■ Exercise aim: Each entry below should be given again exactly; the pictures stay out.

■ Dataset records:
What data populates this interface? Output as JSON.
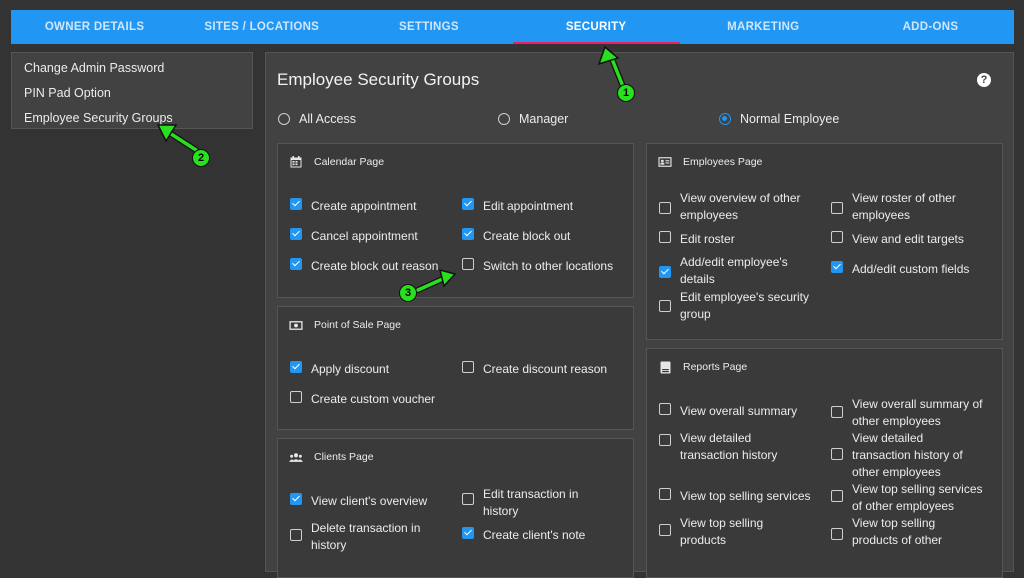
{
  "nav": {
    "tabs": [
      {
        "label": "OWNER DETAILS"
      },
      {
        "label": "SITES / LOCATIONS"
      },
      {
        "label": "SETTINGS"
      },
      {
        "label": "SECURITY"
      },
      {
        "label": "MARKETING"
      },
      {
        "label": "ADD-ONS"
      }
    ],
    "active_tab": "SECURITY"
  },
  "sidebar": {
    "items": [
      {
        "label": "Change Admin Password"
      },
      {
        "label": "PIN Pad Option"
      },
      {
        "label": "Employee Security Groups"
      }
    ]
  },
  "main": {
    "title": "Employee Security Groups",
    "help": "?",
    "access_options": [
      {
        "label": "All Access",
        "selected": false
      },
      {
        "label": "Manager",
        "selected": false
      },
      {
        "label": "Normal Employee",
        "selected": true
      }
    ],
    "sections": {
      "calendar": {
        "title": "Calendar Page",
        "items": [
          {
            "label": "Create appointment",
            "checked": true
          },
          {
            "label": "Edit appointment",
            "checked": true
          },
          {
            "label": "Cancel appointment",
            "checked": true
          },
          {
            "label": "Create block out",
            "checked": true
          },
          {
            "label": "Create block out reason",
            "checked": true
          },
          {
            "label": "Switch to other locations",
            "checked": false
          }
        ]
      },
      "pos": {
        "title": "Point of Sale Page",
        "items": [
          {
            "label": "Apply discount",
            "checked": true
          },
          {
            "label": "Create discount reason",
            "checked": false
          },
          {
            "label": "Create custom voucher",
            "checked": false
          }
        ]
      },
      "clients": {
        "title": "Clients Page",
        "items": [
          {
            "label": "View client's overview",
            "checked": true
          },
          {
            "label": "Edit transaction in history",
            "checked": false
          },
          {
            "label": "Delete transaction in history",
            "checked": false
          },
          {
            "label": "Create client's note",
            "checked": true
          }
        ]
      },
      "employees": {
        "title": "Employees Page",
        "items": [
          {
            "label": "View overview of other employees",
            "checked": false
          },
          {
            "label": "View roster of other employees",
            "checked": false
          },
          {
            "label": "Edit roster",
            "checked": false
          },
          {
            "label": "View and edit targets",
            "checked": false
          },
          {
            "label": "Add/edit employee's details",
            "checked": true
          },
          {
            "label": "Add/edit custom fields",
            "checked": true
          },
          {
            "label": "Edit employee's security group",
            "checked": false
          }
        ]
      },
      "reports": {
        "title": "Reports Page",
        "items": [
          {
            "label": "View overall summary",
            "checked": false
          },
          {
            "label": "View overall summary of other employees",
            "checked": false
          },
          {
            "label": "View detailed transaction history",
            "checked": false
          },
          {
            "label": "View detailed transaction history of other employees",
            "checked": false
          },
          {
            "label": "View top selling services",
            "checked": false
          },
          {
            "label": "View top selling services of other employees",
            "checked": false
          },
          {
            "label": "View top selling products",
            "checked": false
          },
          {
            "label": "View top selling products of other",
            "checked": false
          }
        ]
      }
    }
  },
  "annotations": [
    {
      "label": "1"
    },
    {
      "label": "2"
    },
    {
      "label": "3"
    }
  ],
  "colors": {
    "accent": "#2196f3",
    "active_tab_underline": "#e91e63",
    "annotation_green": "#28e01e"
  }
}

■ Result of the task:
What data populates this interface? Output as JSON.
{
  "nav": {
    "tabs": [
      {
        "label": "OWNER DETAILS"
      },
      {
        "label": "SITES / LOCATIONS"
      },
      {
        "label": "SETTINGS"
      },
      {
        "label": "SECURITY"
      },
      {
        "label": "MARKETING"
      },
      {
        "label": "ADD-ONS"
      }
    ],
    "active_tab": "SECURITY"
  },
  "sidebar": {
    "items": [
      {
        "label": "Change Admin Password"
      },
      {
        "label": "PIN Pad Option"
      },
      {
        "label": "Employee Security Groups"
      }
    ]
  },
  "main": {
    "title": "Employee Security Groups",
    "help": "?",
    "access_options": [
      {
        "label": "All Access",
        "selected": false
      },
      {
        "label": "Manager",
        "selected": false
      },
      {
        "label": "Normal Employee",
        "selected": true
      }
    ],
    "sections": {
      "calendar": {
        "title": "Calendar Page",
        "items": [
          {
            "label": "Create appointment",
            "checked": true
          },
          {
            "label": "Edit appointment",
            "checked": true
          },
          {
            "label": "Cancel appointment",
            "checked": true
          },
          {
            "label": "Create block out",
            "checked": true
          },
          {
            "label": "Create block out reason",
            "checked": true
          },
          {
            "label": "Switch to other locations",
            "checked": false
          }
        ]
      },
      "pos": {
        "title": "Point of Sale Page",
        "items": [
          {
            "label": "Apply discount",
            "checked": true
          },
          {
            "label": "Create discount reason",
            "checked": false
          },
          {
            "label": "Create custom voucher",
            "checked": false
          }
        ]
      },
      "clients": {
        "title": "Clients Page",
        "items": [
          {
            "label": "View client's overview",
            "checked": true
          },
          {
            "label": "Edit transaction in history",
            "checked": false
          },
          {
            "label": "Delete transaction in history",
            "checked": false
          },
          {
            "label": "Create client's note",
            "checked": true
          }
        ]
      },
      "employees": {
        "title": "Employees Page",
        "items": [
          {
            "label": "View overview of other employees",
            "checked": false
          },
          {
            "label": "View roster of other employees",
            "checked": false
          },
          {
            "label": "Edit roster",
            "checked": false
          },
          {
            "label": "View and edit targets",
            "checked": false
          },
          {
            "label": "Add/edit employee's details",
            "checked": true
          },
          {
            "label": "Add/edit custom fields",
            "checked": true
          },
          {
            "label": "Edit employee's security group",
            "checked": false
          }
        ]
      },
      "reports": {
        "title": "Reports Page",
        "items": [
          {
            "label": "View overall summary",
            "checked": false
          },
          {
            "label": "View overall summary of other employees",
            "checked": false
          },
          {
            "label": "View detailed transaction history",
            "checked": false
          },
          {
            "label": "View detailed transaction history of other employees",
            "checked": false
          },
          {
            "label": "View top selling services",
            "checked": false
          },
          {
            "label": "View top selling services of other employees",
            "checked": false
          },
          {
            "label": "View top selling products",
            "checked": false
          },
          {
            "label": "View top selling products of other",
            "checked": false
          }
        ]
      }
    }
  },
  "annotations": [
    {
      "label": "1"
    },
    {
      "label": "2"
    },
    {
      "label": "3"
    }
  ],
  "colors": {
    "accent": "#2196f3",
    "active_tab_underline": "#e91e63",
    "annotation_green": "#28e01e"
  }
}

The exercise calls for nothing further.